YHWH rebuilds Jerusalem by gathering Israel’s outcasts, or exiles, healing their broken hearts, bandaging their wounds. He lifts up the oppressed while judging their oppressors, thus, setting the world to rights. And in doing so, he blesses his people with well-being, satisfaction, and security.

YHWH’s naming each of the stars—still not all counted by us in the 21st century—attests to his incomparable understanding. He, not the Canaanite fertility god, Baal, sends rain clouds to water the earth that feeds earth’s creatures, right down to fractious raven nestlings. His command paints the trees with delicate hoarfrost and sends the harshest icy blast. Then his word melts everything, bringing on spring. And the same speech guided Israel in a way that no other nation was guided.

At the psalm’s heart, the God who is signally unimpressed by military might—the horse’s strength, the warrior’s stamina—delights instead in those who revere him and hope in his unrelenting love. By turning worldly ideas of national power and glory on their head, the psalm would have comforted the struggling post-exilic community, threatened by enemies on all sides.

You poured your life out, Jesus, to gather outcasts, heal their hearts, and bandage their wounds. Because you’re that kind of God. And what excites you is my reverence for you and my hope in your endless grace, however disqualified I feel. I praise you my creator and redeemer God! Amen.

During your free moments today, meditate on these words:

YHWH delights in those who revere him
who put their hope in his unrelenting love.

Why YHWH?

Every translator of the Psalms must decide how to handle God’s personal name, YHWH or YHVH, which occurs repeatedly in its Hebrew text. Translators of the King James Version usually translated it “LORD” (all caps) and sometimes transliterated it (badly) as “Jehovah.” Likewise, all modern translations either translate or transliterate it. Some other options for translating it are “the Eternal,” “the Almighty,” or “the Sovereign Lord.”

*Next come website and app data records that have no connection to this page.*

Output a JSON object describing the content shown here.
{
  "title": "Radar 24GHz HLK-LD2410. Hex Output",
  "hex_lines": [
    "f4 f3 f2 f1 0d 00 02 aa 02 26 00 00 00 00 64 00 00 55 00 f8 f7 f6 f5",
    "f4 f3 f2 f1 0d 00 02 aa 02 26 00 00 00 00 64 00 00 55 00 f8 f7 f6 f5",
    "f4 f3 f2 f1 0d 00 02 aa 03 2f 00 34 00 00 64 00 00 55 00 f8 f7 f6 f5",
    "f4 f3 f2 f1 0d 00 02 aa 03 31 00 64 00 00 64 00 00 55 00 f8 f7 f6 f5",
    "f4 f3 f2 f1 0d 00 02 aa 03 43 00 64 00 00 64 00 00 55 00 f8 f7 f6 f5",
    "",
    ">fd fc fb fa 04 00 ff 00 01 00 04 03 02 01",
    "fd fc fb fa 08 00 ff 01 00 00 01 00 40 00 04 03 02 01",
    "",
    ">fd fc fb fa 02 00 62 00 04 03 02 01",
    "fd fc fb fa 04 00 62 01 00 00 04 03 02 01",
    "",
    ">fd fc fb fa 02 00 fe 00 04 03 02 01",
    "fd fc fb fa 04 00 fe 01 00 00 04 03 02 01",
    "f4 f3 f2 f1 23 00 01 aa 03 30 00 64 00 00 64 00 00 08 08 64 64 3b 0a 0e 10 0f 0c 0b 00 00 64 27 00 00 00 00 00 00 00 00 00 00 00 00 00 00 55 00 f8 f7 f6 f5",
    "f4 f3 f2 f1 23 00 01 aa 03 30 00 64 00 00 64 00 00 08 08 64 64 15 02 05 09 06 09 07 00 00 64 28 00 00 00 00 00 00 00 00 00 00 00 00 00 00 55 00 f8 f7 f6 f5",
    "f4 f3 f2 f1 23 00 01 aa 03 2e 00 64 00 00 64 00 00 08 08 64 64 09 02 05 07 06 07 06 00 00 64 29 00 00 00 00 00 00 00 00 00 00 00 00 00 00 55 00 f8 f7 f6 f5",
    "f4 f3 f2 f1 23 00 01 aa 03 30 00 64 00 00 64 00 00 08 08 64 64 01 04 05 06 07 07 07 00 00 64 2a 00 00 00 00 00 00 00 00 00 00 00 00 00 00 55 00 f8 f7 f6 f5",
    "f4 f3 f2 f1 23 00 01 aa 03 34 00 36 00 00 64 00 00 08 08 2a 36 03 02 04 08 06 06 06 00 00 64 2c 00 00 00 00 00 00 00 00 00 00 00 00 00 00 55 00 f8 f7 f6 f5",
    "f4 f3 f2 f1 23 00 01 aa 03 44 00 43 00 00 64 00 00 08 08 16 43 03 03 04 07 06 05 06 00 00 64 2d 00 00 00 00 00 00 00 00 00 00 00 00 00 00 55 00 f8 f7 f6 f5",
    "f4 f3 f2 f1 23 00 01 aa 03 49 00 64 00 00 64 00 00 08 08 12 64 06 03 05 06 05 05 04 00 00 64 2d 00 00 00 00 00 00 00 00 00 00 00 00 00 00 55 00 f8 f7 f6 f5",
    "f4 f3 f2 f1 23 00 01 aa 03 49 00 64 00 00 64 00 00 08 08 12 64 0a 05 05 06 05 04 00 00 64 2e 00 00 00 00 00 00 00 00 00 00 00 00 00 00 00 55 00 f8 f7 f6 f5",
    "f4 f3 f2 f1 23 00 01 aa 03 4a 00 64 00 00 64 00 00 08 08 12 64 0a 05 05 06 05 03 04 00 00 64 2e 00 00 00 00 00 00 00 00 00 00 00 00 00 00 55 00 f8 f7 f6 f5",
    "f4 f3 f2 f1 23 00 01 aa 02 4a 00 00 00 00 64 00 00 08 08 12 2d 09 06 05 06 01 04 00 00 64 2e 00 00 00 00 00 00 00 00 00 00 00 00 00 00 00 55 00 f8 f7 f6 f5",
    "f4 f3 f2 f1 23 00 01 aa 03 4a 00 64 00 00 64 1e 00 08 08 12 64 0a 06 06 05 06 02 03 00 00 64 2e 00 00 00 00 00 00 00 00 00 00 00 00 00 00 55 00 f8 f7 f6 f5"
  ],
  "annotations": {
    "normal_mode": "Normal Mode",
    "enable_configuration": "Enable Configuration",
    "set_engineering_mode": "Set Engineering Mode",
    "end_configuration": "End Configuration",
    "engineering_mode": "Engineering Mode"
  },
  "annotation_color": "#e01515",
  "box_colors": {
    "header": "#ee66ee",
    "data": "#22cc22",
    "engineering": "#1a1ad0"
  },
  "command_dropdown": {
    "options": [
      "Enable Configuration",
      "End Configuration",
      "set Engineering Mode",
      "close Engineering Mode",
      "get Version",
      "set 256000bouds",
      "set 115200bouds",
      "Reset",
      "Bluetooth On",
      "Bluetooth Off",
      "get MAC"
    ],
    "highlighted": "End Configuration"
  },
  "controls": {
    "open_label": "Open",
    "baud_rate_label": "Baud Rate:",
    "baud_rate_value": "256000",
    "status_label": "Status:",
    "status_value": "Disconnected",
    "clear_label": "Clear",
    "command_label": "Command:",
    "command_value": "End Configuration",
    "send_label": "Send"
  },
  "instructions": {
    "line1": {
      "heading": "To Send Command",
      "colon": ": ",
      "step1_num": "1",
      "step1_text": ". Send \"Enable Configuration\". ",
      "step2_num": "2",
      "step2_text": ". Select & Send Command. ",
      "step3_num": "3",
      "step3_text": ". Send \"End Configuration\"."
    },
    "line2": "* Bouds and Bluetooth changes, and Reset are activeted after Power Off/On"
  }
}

While translating it aims to make it more accessible to readers, transliterating it seems to me more faithful to the text since it’s not a word at all, but rather God’s uniquely personal name. This roots it more firmly in the biblical story as the name God revealed to Moses on Mount Sinai. Meaning “the self-existent One who answers to no one,” the name YHWH set Israel’s God apart from all the gods of Israel’s neighbors.

Personal names are, well, very personal. Even the sound of a name can evoke strong emotion. I’ve chosen to transliterate only YHWH’s consonants since the earliest Hebrew manuscripts contain only consonants, the vowels being added much later. My aim in doing so is to honor God’s name and set it apart, as unique.

One problem with YHWH is that we aren’t sure how it was pronounced since Jews long ago stopped saying it out of reverence. (They read Adonai instead whenever they come to YHWH in the text.) I take the advice of my esteemed Hebrew professor, Raymond Dillard, who advocated pronouncing it as Yahveh (Yah·vay). He favored that over the standard Yahweh since the modern Hebrew pronunciation of its third consonant makes the name sound more robustly Jewish. It also makes it sound more robust, period.

Finding strength in the ancient psalms

May these psalms be a light to you in dark times. You can read more of Mark Anderson's writings on Christianity, culture, and inter-faith dialogue at Understanding Christianity Today.